[Entries from a dataset of interfaces]
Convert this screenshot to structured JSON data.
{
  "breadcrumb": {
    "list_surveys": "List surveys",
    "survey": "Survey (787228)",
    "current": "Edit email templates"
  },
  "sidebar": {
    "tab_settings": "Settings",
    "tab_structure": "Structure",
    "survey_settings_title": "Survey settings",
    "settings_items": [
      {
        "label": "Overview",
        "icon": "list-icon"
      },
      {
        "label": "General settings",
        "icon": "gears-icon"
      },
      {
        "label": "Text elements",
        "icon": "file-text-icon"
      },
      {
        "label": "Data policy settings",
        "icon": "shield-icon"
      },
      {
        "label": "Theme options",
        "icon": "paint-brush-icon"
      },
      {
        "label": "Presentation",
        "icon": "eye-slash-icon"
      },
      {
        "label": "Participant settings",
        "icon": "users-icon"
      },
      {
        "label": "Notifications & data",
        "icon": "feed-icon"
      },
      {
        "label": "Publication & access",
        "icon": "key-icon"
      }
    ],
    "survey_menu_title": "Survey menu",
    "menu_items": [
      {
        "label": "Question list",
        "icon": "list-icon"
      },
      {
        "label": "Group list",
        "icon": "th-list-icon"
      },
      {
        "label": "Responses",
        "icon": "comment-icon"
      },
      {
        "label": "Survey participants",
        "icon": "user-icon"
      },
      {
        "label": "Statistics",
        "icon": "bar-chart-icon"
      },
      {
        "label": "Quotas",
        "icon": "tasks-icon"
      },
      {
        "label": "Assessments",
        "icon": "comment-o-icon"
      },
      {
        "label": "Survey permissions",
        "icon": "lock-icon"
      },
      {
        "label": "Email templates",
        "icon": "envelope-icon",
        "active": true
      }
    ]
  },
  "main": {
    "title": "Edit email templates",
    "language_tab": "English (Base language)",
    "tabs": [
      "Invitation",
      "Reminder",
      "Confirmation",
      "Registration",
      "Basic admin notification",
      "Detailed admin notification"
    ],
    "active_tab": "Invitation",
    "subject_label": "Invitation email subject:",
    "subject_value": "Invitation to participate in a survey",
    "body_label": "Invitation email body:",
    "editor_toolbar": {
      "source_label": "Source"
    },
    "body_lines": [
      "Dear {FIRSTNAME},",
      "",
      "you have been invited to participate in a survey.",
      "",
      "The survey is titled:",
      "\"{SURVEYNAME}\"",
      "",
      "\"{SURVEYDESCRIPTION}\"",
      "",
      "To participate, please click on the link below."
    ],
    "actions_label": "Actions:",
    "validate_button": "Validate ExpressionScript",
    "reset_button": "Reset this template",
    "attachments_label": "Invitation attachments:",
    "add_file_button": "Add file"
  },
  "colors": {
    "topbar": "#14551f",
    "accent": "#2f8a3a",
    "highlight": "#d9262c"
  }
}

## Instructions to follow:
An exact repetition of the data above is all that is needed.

## Solution:
Convert this screenshot to structured JSON data.
{
  "breadcrumb": {
    "list_surveys": "List surveys",
    "survey": "Survey (787228)",
    "current": "Edit email templates"
  },
  "sidebar": {
    "tab_settings": "Settings",
    "tab_structure": "Structure",
    "survey_settings_title": "Survey settings",
    "settings_items": [
      {
        "label": "Overview",
        "icon": "list-icon"
      },
      {
        "label": "General settings",
        "icon": "gears-icon"
      },
      {
        "label": "Text elements",
        "icon": "file-text-icon"
      },
      {
        "label": "Data policy settings",
        "icon": "shield-icon"
      },
      {
        "label": "Theme options",
        "icon": "paint-brush-icon"
      },
      {
        "label": "Presentation",
        "icon": "eye-slash-icon"
      },
      {
        "label": "Participant settings",
        "icon": "users-icon"
      },
      {
        "label": "Notifications & data",
        "icon": "feed-icon"
      },
      {
        "label": "Publication & access",
        "icon": "key-icon"
      }
    ],
    "survey_menu_title": "Survey menu",
    "menu_items": [
      {
        "label": "Question list",
        "icon": "list-icon"
      },
      {
        "label": "Group list",
        "icon": "th-list-icon"
      },
      {
        "label": "Responses",
        "icon": "comment-icon"
      },
      {
        "label": "Survey participants",
        "icon": "user-icon"
      },
      {
        "label": "Statistics",
        "icon": "bar-chart-icon"
      },
      {
        "label": "Quotas",
        "icon": "tasks-icon"
      },
      {
        "label": "Assessments",
        "icon": "comment-o-icon"
      },
      {
        "label": "Survey permissions",
        "icon": "lock-icon"
      },
      {
        "label": "Email templates",
        "icon": "envelope-icon",
        "active": true
      }
    ]
  },
  "main": {
    "title": "Edit email templates",
    "language_tab": "English (Base language)",
    "tabs": [
      "Invitation",
      "Reminder",
      "Confirmation",
      "Registration",
      "Basic admin notification",
      "Detailed admin notification"
    ],
    "active_tab": "Invitation",
    "subject_label": "Invitation email subject:",
    "subject_value": "Invitation to participate in a survey",
    "body_label": "Invitation email body:",
    "editor_toolbar": {
      "source_label": "Source"
    },
    "body_lines": [
      "Dear {FIRSTNAME},",
      "",
      "you have been invited to participate in a survey.",
      "",
      "The survey is titled:",
      "\"{SURVEYNAME}\"",
      "",
      "\"{SURVEYDESCRIPTION}\"",
      "",
      "To participate, please click on the link below."
    ],
    "actions_label": "Actions:",
    "validate_button": "Validate ExpressionScript",
    "reset_button": "Reset this template",
    "attachments_label": "Invitation attachments:",
    "add_file_button": "Add file"
  },
  "colors": {
    "topbar": "#14551f",
    "accent": "#2f8a3a",
    "highlight": "#d9262c"
  }
}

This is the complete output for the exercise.